The rest of the week, the studio’s alive with a community of interns – historians, designers, anthropologists, you name it – researching anything from cured seal meat in the Outer Hebrides to ‘lost’ dairy desserts and the history of sheep-breeding in Scotland. “We’re collecting one leg from every different Scottish heritage breed of sheep so that we can do a proper degustation and develop a sensory language for mutton,” explains Ben. It may sound high-flown, but Ben, who admits he’s “a right nerd”, insists it’s born of a “pretty down-to-earth” desire to interact with human beings by doing good stuff.
Collaboration is the studio’s lifeblood. They’ve hosted poets, foragers, ceramicists, musicians and a line-up of culinary big-hitters, among them Ana Roš (the World’s Best Female Chef 2017) and a team from Stockholm’s two Michelin-starred Oaxen. “Every other week we’ve got someone else cooking with us so we’ve always got weird and wonderful leftovers,” Ben explains.
“There’s this idea that you have to conceptualise a dish from start to finish. How could you possibly use somebody else’s preparation?” He pooh-poohs the notion, citing one-off dishes – there’s no such thing as a ‘signature’ dish here – including a foie gras torchon (courtesy of Iron Chef-winning Aussie, Tom Halpin) that introduced the first of the season’s Scottish asparagus, with cep oil, a little Madagascan voatsiperifery pepper (one of Ben’s favourite spices) and some Oaxen-inspired crisp fried nettles. “Each component has a story.”
Another dish from that same week’s menu: North Ronaldsay mutton with ground ivy, a wild herb with a mint-like quality, and sea sandwort. A dish in response to the ongoing mutton project, it’s their research realised on a plate. To finish, a petit four of miso fudge, a hand-me-down from the Oaxen visit, made of three-year-old miso by Rose Green, ex-head chef at Belgium’s In De Wulf. “So there you have a kind of like In De Wulf x Oaxen x Edinburgh Food Studio ‘collab’,” smiles Ben.
“It’s difficult to define our style.
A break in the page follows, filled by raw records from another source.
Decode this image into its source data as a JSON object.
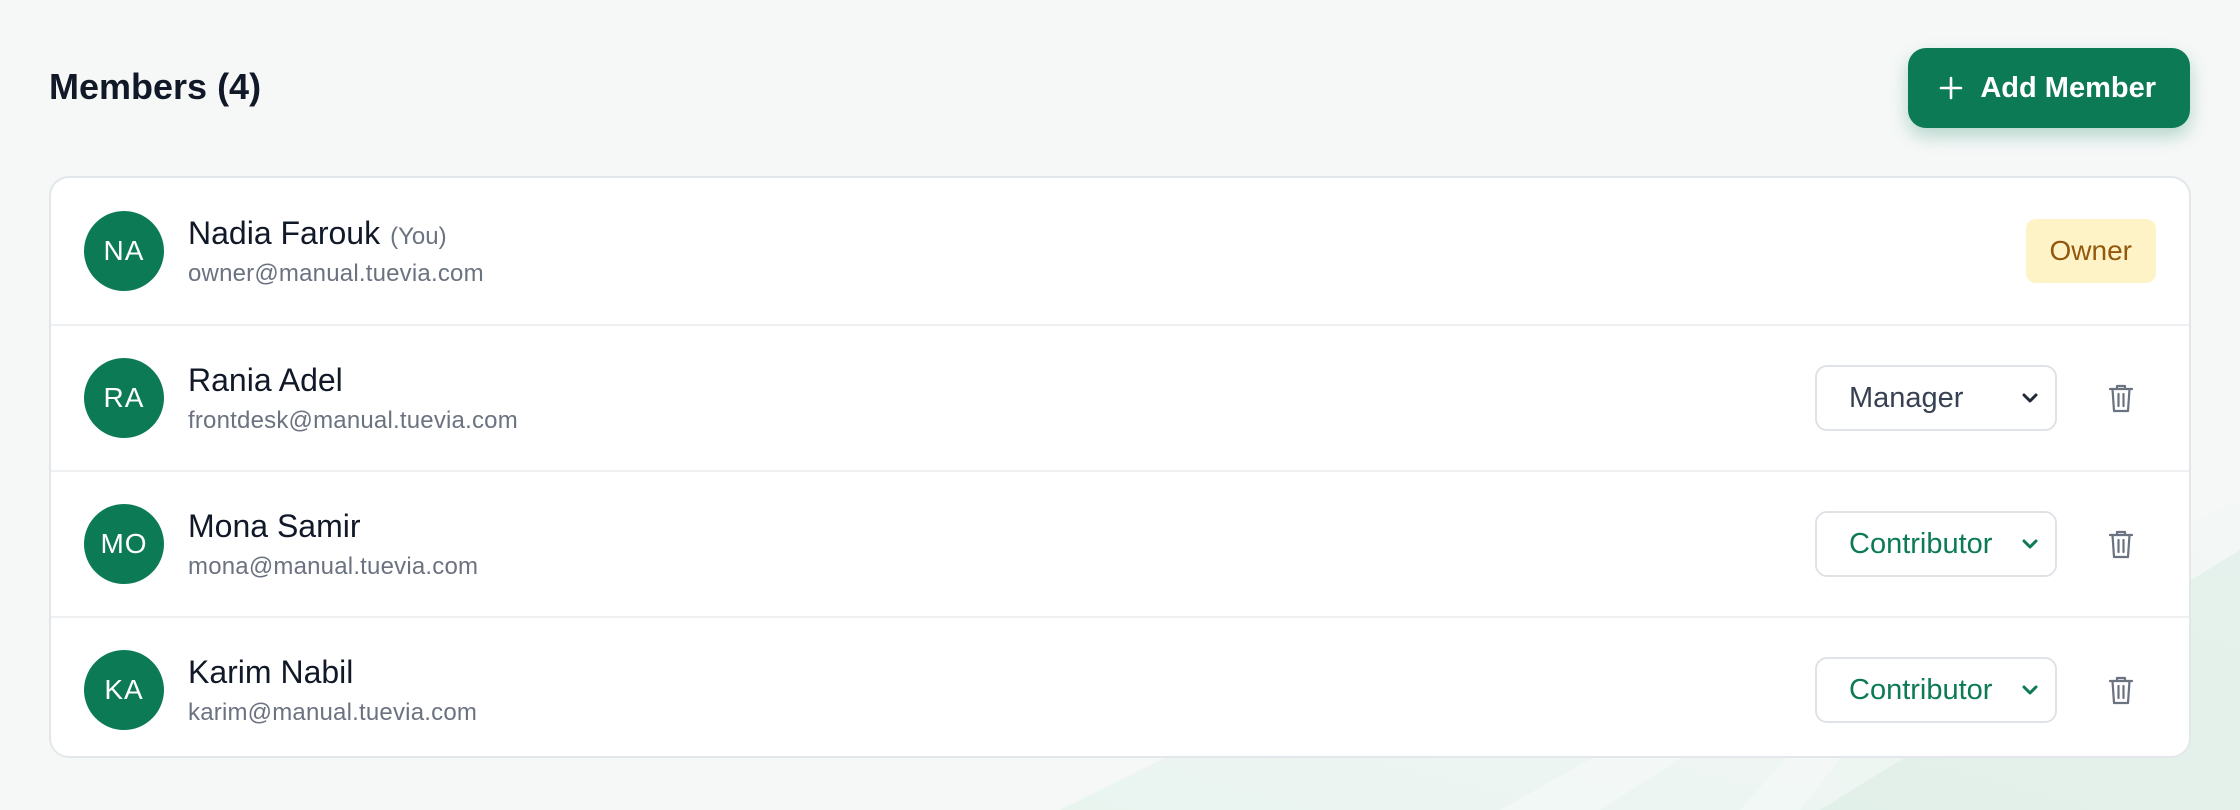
{
  "header": {
    "title": "Members (4)",
    "add_label": "Add Member"
  },
  "members": [
    {
      "initials": "NA",
      "name": "Nadia Farouk",
      "you": "(You)",
      "email": "owner@manual.tuevia.com",
      "badge": "Owner"
    },
    {
      "initials": "RA",
      "name": "Rania Adel",
      "email": "frontdesk@manual.tuevia.com",
      "role": "Manager"
    },
    {
      "initials": "MO",
      "name": "Mona Samir",
      "email": "mona@manual.tuevia.com",
      "role": "Contributor"
    },
    {
      "initials": "KA",
      "name": "Karim Nabil",
      "email": "karim@manual.tuevia.com",
      "role": "Contributor"
    }
  ],
  "colors": {
    "accent": "#0b7a55",
    "owner_badge_bg": "#fef3c7",
    "owner_badge_text": "#92580c"
  },
  "icons": {
    "add": "plus-icon",
    "select": "chevron-down-icon",
    "remove": "trash-icon"
  }
}
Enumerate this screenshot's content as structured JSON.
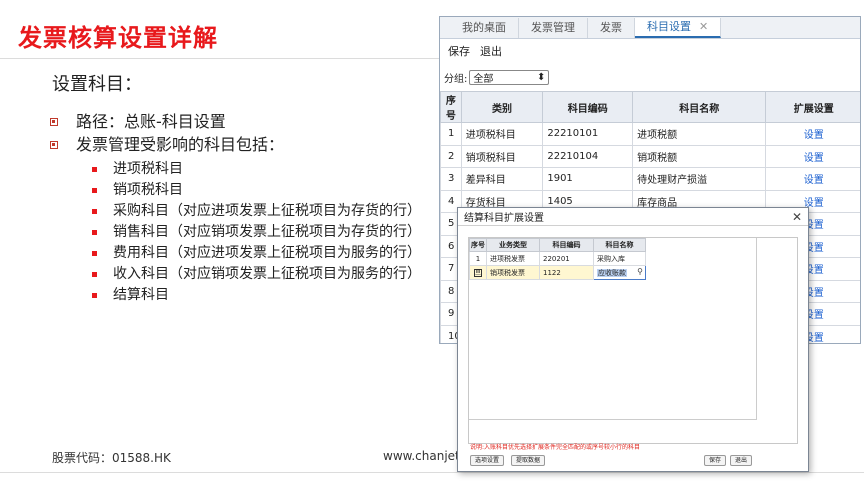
{
  "slide": {
    "title": "发票核算设置详解",
    "subtitle": "设置科目：",
    "bullets": [
      "路径：总账-科目设置",
      "发票管理受影响的科目包括："
    ],
    "sub_bullets": [
      "进项税科目",
      "销项税科目",
      "采购科目（对应进项发票上征税项目为存货的行）",
      "销售科目（对应销项发票上征税项目为存货的行）",
      "费用科目（对应进项发票上征税项目为服务的行）",
      "收入科目（对应销项发票上征税项目为服务的行）",
      "结算科目"
    ],
    "footer_code": "股票代码：01588.HK",
    "footer_url": "www.chanjet"
  },
  "app": {
    "tabs": [
      "我的桌面",
      "发票管理",
      "发票",
      "科目设置"
    ],
    "close_glyph": "✕",
    "toolbar": {
      "save": "保存",
      "exit": "退出"
    },
    "filter": {
      "label": "分组:",
      "value": "全部",
      "arrow": "⬍"
    },
    "grid": {
      "headers": [
        "序号",
        "类别",
        "科目编码",
        "科目名称",
        "扩展设置"
      ],
      "rows": [
        [
          "1",
          "进项税科目",
          "22210101",
          "进项税额",
          "设置"
        ],
        [
          "2",
          "销项税科目",
          "22210104",
          "销项税额",
          "设置"
        ],
        [
          "3",
          "差异科目",
          "1901",
          "待处理财产损溢",
          "设置"
        ],
        [
          "4",
          "存货科目",
          "1405",
          "库存商品",
          "设置"
        ],
        [
          "5",
          "",
          "",
          "",
          "设置"
        ],
        [
          "6",
          "",
          "",
          "",
          "设置"
        ],
        [
          "7",
          "",
          "",
          "",
          "设置"
        ],
        [
          "8",
          "",
          "",
          "",
          "设置"
        ],
        [
          "9",
          "",
          "",
          "",
          "设置"
        ],
        [
          "10",
          "",
          "",
          "",
          "设置"
        ]
      ]
    }
  },
  "dialog": {
    "title": "结算科目扩展设置",
    "close_glyph": "✕",
    "headers": [
      "序号",
      "业务类型",
      "科目编码",
      "科目名称"
    ],
    "rows": [
      [
        "1",
        "进项税发票",
        "220201",
        "采购入库"
      ],
      [
        "",
        "销项税发票",
        "1122",
        "应收账款"
      ]
    ],
    "row_icon": "亘",
    "note": "说明:入账科目优先选择扩展条件完全匹配的或序号较小行的科目",
    "buttons": {
      "options": "选项设置",
      "fetch": "提取数据",
      "save": "保存",
      "exit": "退出"
    }
  }
}
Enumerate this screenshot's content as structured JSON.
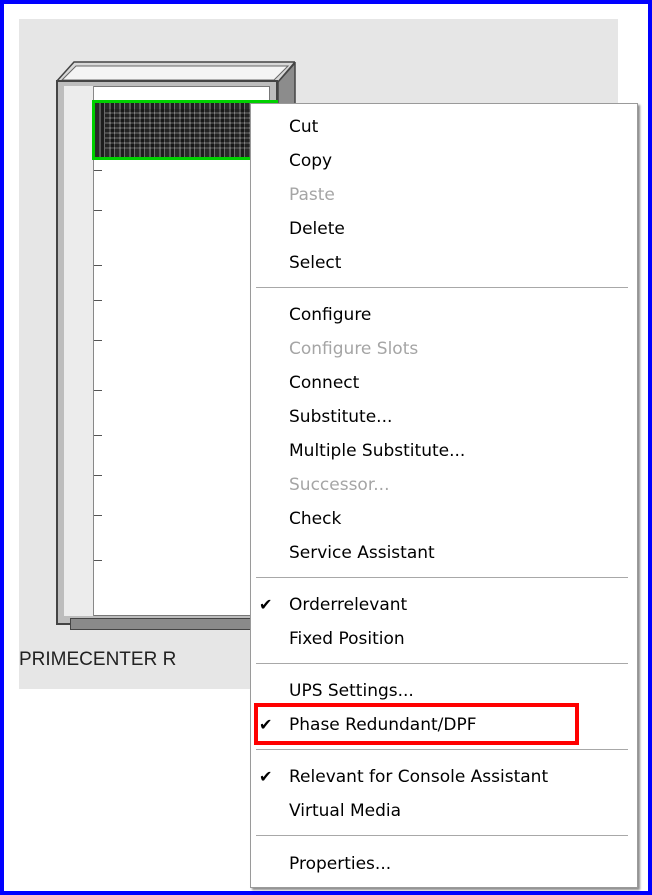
{
  "rack": {
    "label": "PRIMECENTER R"
  },
  "menu": {
    "group1": [
      {
        "label": "Cut",
        "enabled": true,
        "checked": false
      },
      {
        "label": "Copy",
        "enabled": true,
        "checked": false
      },
      {
        "label": "Paste",
        "enabled": false,
        "checked": false
      },
      {
        "label": "Delete",
        "enabled": true,
        "checked": false
      },
      {
        "label": "Select",
        "enabled": true,
        "checked": false
      }
    ],
    "group2": [
      {
        "label": "Configure",
        "enabled": true,
        "checked": false
      },
      {
        "label": "Configure Slots",
        "enabled": false,
        "checked": false
      },
      {
        "label": "Connect",
        "enabled": true,
        "checked": false
      },
      {
        "label": "Substitute...",
        "enabled": true,
        "checked": false
      },
      {
        "label": "Multiple Substitute...",
        "enabled": true,
        "checked": false
      },
      {
        "label": "Successor...",
        "enabled": false,
        "checked": false
      },
      {
        "label": "Check",
        "enabled": true,
        "checked": false
      },
      {
        "label": "Service Assistant",
        "enabled": true,
        "checked": false
      }
    ],
    "group3": [
      {
        "label": "Orderrelevant",
        "enabled": true,
        "checked": true
      },
      {
        "label": "Fixed Position",
        "enabled": true,
        "checked": false
      }
    ],
    "group4": [
      {
        "label": "UPS Settings...",
        "enabled": true,
        "checked": false
      },
      {
        "label": "Phase Redundant/DPF",
        "enabled": true,
        "checked": true
      }
    ],
    "group5": [
      {
        "label": "Relevant for Console Assistant",
        "enabled": true,
        "checked": true
      },
      {
        "label": "Virtual Media",
        "enabled": true,
        "checked": false
      }
    ],
    "group6": [
      {
        "label": "Properties...",
        "enabled": true,
        "checked": false
      }
    ],
    "check_glyph": "✔"
  },
  "colors": {
    "frame": "#0000ff",
    "selection": "#00d000",
    "highlight": "#ff0000",
    "disabled_text": "#a5a5a5"
  }
}
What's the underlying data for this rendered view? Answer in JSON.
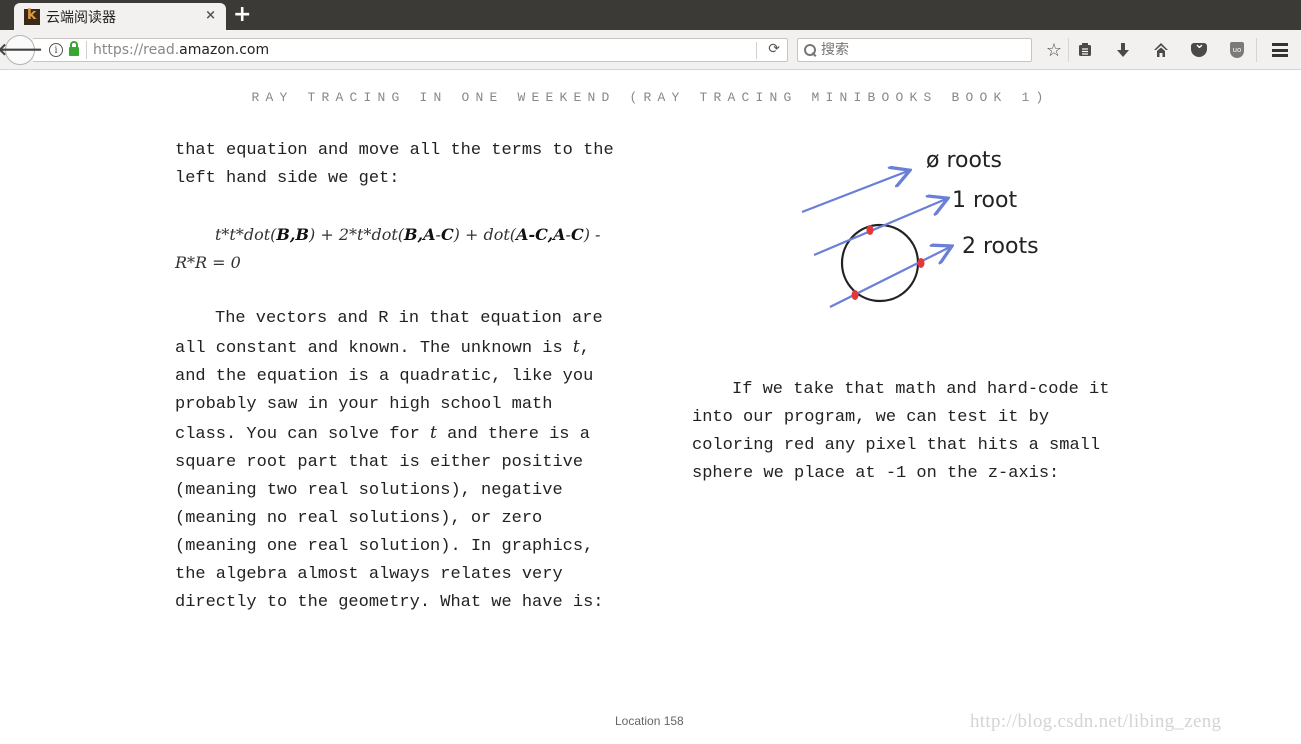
{
  "browser": {
    "tab": {
      "title": "云端阅读器",
      "favicon": "kindle-k-icon",
      "close": "×"
    },
    "new_tab": "+",
    "url": {
      "prefix": "https://read.",
      "domain": "amazon.com"
    },
    "search": {
      "placeholder": "搜索",
      "value": ""
    },
    "toolbar_icons": [
      "bookmark-star-icon",
      "reading-list-icon",
      "downloads-icon",
      "home-icon",
      "pocket-icon",
      "ublock-icon",
      "menu-icon"
    ]
  },
  "reader": {
    "book_title": "RAY TRACING IN ONE WEEKEND (RAY TRACING MINIBOOKS BOOK 1)",
    "left_column": {
      "p1": "that equation and move all the terms to the left hand side we get:",
      "equation": {
        "part1": "t*t*dot(",
        "b1": "B,B",
        "part2": ") + 2*t*dot(",
        "b2": "B,A",
        "part3": "-",
        "b3": "C",
        "part4": ") + dot(",
        "b4": "A-",
        "b5": "C,A",
        "part5": "-",
        "b6": "C",
        "part6": ") - R*R = 0"
      },
      "p3_a": "The vectors and R in that equation are all constant and known. The unknown is ",
      "p3_var1": "t",
      "p3_b": ", and the equation is a quadratic, like you probably saw in your high school math class. You can solve for ",
      "p3_var2": "t",
      "p3_c": " and there is a square root part that is either positive (meaning two real solutions), negative (meaning no real solutions), or zero (meaning one real solution). In graphics, the algebra almost always relates very directly to the geometry. What we have is:"
    },
    "figure": {
      "labels": [
        "ø roots",
        "1 root",
        "2 roots"
      ],
      "ray_color": "#6a7fd8",
      "hit_color": "#e0393a"
    },
    "right_column": {
      "p1": "If we take that math and hard-code it into our program, we can test it by coloring red any pixel that hits a small sphere we place at -1 on the z-axis:"
    },
    "location": "Location 158"
  },
  "watermark": "http://blog.csdn.net/libing_zeng"
}
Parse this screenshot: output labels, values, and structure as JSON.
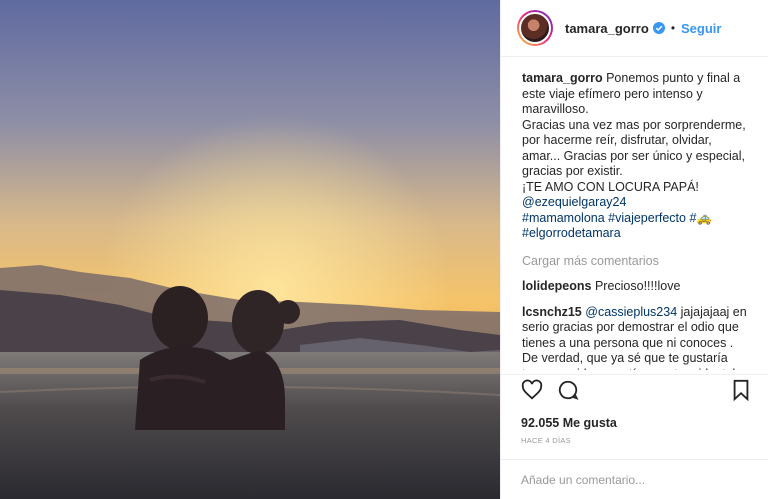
{
  "post": {
    "username": "tamara_gorro",
    "follow_label": "Seguir",
    "separator": "•"
  },
  "caption": {
    "username": "tamara_gorro",
    "text": "Ponemos punto y final a este viaje efímero pero intenso y maravilloso.",
    "line2": "Gracias una vez mas por sorprenderme, por hacerme reír, disfrutar, olvidar, amar... Gracias por ser único y especial, gracias por existir.",
    "line3": "¡TE AMO CON LOCURA PAPÁ!",
    "mention": "@ezequielgaray24",
    "hashtags1": "#mamamolona #viajeperfecto #",
    "emoji": "🚕",
    "hashtags2": "#elgorrodetamara"
  },
  "load_more": "Cargar más comentarios",
  "comments": [
    {
      "user": "lolidepeons",
      "text": "Precioso!!!!love"
    },
    {
      "user": "lcsnchz15",
      "mention": "@cassieplus234",
      "text": "jajajajaaj en serio gracias por demostrar el odio que tienes a una persona que ni conoces . De verdad, que ya sé que te gustaría tener su vida, pero tía, en otra vida, tal vez. Anda maja, quedo mejor yo"
    }
  ],
  "likes": "92.055 Me gusta",
  "time_ago": "HACE 4 DÍAS",
  "add_comment_placeholder": "Añade un comentario...",
  "icons": [
    "heart-icon",
    "comment-icon",
    "bookmark-icon",
    "verified-badge-icon"
  ],
  "colors": {
    "link": "#3897f0",
    "hashtag": "#003569",
    "muted": "#999999",
    "text": "#262626"
  }
}
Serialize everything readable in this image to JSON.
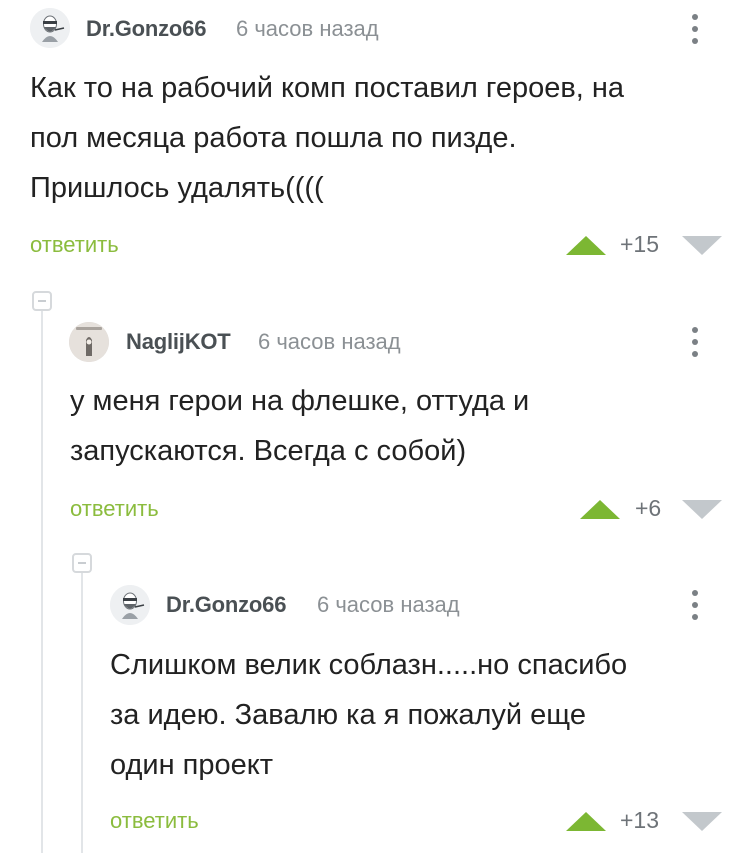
{
  "comments": [
    {
      "author": "Dr.Gonzo66",
      "time": "6 часов назад",
      "text_lines": [
        "Как то на рабочий комп поставил героев, на",
        "пол месяца работа пошла по пизде.",
        "Пришлось удалять(((("
      ],
      "reply_label": "ответить",
      "score": "+15",
      "avatar_icon": "bearded-man-avatar-icon"
    },
    {
      "author": "NaglijKOT",
      "time": "6 часов назад",
      "text_lines": [
        "у меня герои на флешке, оттуда и",
        "запускаются. Всегда с собой)"
      ],
      "reply_label": "ответить",
      "score": "+6",
      "avatar_icon": "cat-avatar-icon"
    },
    {
      "author": "Dr.Gonzo66",
      "time": "6 часов назад",
      "text_lines": [
        "Слишком велик соблазн.....но спасибо",
        "за идею. Завалю ка я пожалуй еще",
        "один проект"
      ],
      "reply_label": "ответить",
      "score": "+13",
      "avatar_icon": "bearded-man-avatar-icon"
    }
  ],
  "colors": {
    "accent_green": "#8bbc3e",
    "upvote_green": "#7cb733",
    "downvote_gray": "#c3c8cc",
    "author_gray": "#4a5054",
    "time_gray": "#8b9094"
  }
}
We’re constantly cooking with different people, using new techniques and new seasonal ingredients. I suppose ‘responsive’ would be a fair descriptor.”
“What’s fun about what we’re doing is we’re experimenting a lot, throwing things out there, just playing with it,” says Sashana.
As to the future, the Edinburgh Food Studio has just three years left on the lease. Ben and Sashana know it won’t last forever in its current fluid form, but they’re excited about what it might morph into and the role it will play in shaping Scotland’s food in the future. “Our driving force from the very beginning has been to show that food is creative,” states Sashana simply. “That’s something we keep proving every day with every project, every event and every intern.” edinburghfoodstudio.com
The Edinburgh Food Studio’s hero ingredients
North Ronaldsay mutton
An ancient breed of sheep from the northernmost island of Orkney. A dry-stone dyke confines these hardy beasts to the seashore where they survive on little more than seaweed.
Our apple vinegar is nine years old now. We’ve got 16 barrels of it in our basement in balsamic vinegar barrels from Modena.
In the comb, straight out of the frame.
Sustainable, twice-dived scallops from the Isle of Skye. The scallops are lifted from Loch Sligachan’s deeper waters then re-laid in the plankton-rich shallow waters to grow to size.
East Lothian pigeon
A beautiful, traditional bird. There are ancient doocots (dovecotes) all across East Lothian outside Edinburgh.
From the Blair Atholl Watermill in Perthshire, one of five remaining watermills in Scotland.
A beautiful aromatic seaweed that we use almost as a spice.
A traditional yellow pea flour from Golspie Mill in Sutherland. Used with beremeal (a type of barley) for homemade miso.
Photographs | Jack Wilson
Words | Hilary Armstrong